▸ **Exercise directions**: Look for the word "kebab" in the records, and copy each line where it appears.

- - -

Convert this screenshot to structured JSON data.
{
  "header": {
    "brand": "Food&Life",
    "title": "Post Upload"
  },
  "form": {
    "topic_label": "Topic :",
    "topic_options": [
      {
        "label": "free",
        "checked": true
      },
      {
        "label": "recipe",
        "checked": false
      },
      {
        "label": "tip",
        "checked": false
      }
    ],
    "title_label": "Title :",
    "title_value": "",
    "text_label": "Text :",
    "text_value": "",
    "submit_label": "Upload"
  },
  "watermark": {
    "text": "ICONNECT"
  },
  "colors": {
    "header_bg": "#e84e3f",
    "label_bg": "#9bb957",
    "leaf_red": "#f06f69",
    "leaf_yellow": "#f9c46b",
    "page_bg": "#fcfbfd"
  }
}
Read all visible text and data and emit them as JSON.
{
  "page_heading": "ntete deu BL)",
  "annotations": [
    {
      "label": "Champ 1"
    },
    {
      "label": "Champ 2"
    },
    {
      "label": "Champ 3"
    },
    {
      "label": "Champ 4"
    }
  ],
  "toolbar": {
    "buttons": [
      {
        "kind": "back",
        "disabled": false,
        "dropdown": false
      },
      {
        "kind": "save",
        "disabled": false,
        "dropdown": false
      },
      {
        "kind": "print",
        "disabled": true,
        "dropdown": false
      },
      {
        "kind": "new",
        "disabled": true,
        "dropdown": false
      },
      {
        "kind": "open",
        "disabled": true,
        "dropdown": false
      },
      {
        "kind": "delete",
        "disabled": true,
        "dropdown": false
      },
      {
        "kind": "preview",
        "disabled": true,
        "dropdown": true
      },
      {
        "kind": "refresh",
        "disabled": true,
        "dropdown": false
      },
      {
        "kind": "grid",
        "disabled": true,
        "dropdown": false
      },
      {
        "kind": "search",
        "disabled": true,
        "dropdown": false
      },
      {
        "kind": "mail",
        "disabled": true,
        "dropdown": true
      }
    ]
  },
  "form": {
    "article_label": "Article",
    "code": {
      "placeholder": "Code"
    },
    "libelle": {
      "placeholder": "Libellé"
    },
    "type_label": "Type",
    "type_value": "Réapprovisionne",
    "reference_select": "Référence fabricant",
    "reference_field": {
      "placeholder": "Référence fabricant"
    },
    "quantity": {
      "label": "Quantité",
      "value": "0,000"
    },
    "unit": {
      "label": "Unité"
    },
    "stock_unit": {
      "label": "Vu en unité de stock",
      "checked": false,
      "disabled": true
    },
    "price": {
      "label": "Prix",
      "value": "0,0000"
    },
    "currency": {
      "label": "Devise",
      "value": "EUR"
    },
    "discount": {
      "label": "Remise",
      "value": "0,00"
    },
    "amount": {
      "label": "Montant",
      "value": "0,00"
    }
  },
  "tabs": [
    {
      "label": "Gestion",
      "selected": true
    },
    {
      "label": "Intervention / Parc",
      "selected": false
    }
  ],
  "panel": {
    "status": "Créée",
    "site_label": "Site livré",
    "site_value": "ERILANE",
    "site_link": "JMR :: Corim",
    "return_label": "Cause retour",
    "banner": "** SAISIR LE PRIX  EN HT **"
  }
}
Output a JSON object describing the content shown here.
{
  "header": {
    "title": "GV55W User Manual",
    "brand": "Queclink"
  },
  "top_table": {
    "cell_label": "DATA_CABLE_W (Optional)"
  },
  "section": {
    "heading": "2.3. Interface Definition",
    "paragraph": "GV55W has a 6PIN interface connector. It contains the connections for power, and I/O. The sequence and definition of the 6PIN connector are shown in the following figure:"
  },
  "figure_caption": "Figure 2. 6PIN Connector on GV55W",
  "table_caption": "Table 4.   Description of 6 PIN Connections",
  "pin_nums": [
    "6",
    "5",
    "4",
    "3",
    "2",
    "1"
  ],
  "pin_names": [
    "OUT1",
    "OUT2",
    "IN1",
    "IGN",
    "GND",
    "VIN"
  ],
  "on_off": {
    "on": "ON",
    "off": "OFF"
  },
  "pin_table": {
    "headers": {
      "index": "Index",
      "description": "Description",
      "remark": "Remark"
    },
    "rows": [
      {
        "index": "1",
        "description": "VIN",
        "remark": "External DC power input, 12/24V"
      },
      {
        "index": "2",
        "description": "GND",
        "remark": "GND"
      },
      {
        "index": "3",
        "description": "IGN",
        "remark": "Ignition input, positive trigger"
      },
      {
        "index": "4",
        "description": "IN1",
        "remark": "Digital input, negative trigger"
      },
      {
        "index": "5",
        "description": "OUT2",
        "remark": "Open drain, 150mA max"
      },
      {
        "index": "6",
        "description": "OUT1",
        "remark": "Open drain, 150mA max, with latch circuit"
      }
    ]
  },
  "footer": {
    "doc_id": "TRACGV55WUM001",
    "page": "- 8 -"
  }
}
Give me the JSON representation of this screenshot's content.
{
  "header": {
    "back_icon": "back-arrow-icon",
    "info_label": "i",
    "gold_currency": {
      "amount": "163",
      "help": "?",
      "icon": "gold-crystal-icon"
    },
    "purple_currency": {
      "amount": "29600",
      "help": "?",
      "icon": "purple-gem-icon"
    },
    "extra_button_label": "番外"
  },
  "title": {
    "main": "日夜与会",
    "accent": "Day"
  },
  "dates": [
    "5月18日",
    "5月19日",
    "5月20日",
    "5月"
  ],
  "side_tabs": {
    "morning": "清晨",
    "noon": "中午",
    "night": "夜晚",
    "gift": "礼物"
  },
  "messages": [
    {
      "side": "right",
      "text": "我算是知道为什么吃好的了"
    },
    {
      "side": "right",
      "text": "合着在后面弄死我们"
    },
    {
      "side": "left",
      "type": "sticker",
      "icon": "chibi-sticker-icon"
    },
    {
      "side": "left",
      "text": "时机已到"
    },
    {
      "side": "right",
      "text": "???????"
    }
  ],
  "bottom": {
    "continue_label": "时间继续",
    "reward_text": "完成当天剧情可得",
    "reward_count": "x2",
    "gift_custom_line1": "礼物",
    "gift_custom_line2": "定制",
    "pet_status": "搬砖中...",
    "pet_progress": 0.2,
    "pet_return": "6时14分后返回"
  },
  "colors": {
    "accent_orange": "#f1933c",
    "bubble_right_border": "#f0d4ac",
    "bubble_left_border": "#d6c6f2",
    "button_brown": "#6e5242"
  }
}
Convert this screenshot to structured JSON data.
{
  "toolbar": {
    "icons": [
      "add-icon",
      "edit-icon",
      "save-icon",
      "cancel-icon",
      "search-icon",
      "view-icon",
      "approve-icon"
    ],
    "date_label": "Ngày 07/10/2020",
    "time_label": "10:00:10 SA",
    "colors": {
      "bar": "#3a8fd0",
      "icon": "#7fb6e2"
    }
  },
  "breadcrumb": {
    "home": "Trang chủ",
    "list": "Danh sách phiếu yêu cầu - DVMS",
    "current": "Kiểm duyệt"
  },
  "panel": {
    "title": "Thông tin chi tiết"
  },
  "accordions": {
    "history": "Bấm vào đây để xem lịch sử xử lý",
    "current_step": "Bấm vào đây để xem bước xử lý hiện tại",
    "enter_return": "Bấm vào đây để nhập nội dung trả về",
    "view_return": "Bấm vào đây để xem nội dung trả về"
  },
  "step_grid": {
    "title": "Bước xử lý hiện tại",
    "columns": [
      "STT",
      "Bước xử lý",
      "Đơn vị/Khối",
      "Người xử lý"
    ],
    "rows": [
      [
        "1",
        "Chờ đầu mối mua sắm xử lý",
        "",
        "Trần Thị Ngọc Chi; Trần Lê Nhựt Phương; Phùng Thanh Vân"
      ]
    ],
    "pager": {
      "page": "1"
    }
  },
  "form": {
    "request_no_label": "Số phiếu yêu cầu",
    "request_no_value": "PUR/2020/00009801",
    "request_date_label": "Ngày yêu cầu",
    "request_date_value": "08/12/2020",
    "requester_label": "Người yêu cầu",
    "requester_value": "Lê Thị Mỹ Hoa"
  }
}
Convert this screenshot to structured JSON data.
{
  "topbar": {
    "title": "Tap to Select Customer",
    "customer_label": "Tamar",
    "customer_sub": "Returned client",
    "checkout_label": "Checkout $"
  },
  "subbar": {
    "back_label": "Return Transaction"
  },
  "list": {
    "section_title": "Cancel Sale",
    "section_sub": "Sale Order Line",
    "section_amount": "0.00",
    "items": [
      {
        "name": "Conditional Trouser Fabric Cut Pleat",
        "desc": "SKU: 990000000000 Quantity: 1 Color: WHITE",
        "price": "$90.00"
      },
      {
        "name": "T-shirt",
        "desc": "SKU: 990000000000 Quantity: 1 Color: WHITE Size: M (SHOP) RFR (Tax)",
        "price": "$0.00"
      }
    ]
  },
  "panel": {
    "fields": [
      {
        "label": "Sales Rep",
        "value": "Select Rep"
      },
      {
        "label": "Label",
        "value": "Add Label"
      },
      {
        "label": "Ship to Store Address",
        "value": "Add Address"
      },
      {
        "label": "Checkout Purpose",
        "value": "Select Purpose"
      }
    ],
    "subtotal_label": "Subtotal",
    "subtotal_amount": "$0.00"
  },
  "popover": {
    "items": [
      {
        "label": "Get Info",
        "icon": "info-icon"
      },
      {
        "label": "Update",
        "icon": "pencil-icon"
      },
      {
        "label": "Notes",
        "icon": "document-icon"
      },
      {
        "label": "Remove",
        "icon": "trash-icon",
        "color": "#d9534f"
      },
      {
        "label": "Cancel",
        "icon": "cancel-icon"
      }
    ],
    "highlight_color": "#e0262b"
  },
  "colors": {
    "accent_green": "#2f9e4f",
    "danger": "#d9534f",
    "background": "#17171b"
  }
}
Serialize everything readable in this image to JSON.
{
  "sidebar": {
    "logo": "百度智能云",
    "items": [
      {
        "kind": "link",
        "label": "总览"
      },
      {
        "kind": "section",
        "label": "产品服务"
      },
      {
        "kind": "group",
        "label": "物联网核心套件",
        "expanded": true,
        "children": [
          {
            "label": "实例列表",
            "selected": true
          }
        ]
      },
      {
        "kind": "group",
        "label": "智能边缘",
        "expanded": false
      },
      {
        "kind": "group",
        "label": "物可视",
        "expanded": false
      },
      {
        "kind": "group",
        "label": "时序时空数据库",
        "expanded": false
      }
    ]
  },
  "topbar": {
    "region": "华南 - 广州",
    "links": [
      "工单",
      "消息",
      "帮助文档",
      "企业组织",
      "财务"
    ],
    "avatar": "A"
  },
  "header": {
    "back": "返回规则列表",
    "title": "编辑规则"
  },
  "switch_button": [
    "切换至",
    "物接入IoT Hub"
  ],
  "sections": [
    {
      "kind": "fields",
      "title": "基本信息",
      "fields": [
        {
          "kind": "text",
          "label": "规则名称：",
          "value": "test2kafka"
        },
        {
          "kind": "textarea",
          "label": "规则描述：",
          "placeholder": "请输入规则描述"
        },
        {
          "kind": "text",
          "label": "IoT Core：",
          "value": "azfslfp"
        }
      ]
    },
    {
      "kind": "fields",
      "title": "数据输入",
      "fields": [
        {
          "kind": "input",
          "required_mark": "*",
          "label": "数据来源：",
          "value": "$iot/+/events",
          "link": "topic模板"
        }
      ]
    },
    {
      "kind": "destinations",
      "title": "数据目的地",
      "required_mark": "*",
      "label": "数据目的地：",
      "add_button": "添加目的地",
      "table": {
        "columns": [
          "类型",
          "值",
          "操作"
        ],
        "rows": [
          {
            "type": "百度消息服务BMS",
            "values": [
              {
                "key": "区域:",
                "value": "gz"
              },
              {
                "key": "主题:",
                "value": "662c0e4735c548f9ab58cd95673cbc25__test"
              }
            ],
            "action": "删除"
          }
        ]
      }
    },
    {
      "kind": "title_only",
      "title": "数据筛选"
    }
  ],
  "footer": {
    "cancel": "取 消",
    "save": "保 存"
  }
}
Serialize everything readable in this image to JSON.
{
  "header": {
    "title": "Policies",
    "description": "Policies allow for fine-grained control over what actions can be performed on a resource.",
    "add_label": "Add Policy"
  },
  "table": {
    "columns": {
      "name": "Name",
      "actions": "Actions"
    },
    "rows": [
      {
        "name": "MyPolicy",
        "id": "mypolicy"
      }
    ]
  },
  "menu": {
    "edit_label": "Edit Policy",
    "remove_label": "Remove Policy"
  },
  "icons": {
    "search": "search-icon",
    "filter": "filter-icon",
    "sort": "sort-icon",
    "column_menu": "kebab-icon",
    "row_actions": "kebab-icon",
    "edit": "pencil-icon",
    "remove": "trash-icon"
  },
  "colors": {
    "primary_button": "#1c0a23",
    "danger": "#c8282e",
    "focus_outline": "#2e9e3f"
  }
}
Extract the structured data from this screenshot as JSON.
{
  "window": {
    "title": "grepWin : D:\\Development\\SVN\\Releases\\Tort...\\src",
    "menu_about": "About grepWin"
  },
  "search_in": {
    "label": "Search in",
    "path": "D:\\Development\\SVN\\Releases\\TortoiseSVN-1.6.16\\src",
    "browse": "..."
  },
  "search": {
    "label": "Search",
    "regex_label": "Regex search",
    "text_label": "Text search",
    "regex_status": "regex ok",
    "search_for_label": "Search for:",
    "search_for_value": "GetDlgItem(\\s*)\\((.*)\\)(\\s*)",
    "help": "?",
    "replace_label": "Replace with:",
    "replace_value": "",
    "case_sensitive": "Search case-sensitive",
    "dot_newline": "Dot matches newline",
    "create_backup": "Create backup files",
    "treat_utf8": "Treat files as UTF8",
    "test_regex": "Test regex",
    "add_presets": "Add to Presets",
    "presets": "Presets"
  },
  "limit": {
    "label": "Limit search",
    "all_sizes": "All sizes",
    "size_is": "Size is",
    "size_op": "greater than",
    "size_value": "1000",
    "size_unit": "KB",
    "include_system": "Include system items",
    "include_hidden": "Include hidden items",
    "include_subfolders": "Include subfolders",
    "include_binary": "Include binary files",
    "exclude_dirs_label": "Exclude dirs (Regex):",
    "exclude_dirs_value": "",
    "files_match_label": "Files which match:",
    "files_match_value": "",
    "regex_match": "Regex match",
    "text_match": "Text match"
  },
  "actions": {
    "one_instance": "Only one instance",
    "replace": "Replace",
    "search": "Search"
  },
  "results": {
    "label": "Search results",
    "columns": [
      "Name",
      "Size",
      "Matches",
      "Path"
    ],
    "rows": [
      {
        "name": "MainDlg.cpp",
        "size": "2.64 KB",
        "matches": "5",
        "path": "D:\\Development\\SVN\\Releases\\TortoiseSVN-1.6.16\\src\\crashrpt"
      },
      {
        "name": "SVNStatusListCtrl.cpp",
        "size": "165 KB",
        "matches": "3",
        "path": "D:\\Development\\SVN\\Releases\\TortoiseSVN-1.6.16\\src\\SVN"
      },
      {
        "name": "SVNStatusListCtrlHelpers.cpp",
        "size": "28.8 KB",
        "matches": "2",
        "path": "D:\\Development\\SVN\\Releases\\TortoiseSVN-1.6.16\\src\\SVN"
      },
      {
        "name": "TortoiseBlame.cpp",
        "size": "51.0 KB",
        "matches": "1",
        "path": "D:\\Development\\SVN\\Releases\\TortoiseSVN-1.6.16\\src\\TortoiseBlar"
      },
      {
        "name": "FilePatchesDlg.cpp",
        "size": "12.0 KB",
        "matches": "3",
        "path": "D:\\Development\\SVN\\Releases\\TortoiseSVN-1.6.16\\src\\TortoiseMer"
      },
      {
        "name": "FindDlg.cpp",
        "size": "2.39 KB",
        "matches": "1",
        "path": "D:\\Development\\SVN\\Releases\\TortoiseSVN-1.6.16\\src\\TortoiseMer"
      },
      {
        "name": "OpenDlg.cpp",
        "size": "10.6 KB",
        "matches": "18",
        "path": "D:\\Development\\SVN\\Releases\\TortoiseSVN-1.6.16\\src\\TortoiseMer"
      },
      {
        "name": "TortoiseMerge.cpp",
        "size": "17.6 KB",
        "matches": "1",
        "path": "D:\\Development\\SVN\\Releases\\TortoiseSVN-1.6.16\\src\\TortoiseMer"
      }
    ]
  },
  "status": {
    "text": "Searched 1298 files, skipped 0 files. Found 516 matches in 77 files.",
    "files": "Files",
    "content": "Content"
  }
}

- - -

▸ **Answer section**:
    "column_menu": "kebab-icon",
    "row_actions": "kebab-icon",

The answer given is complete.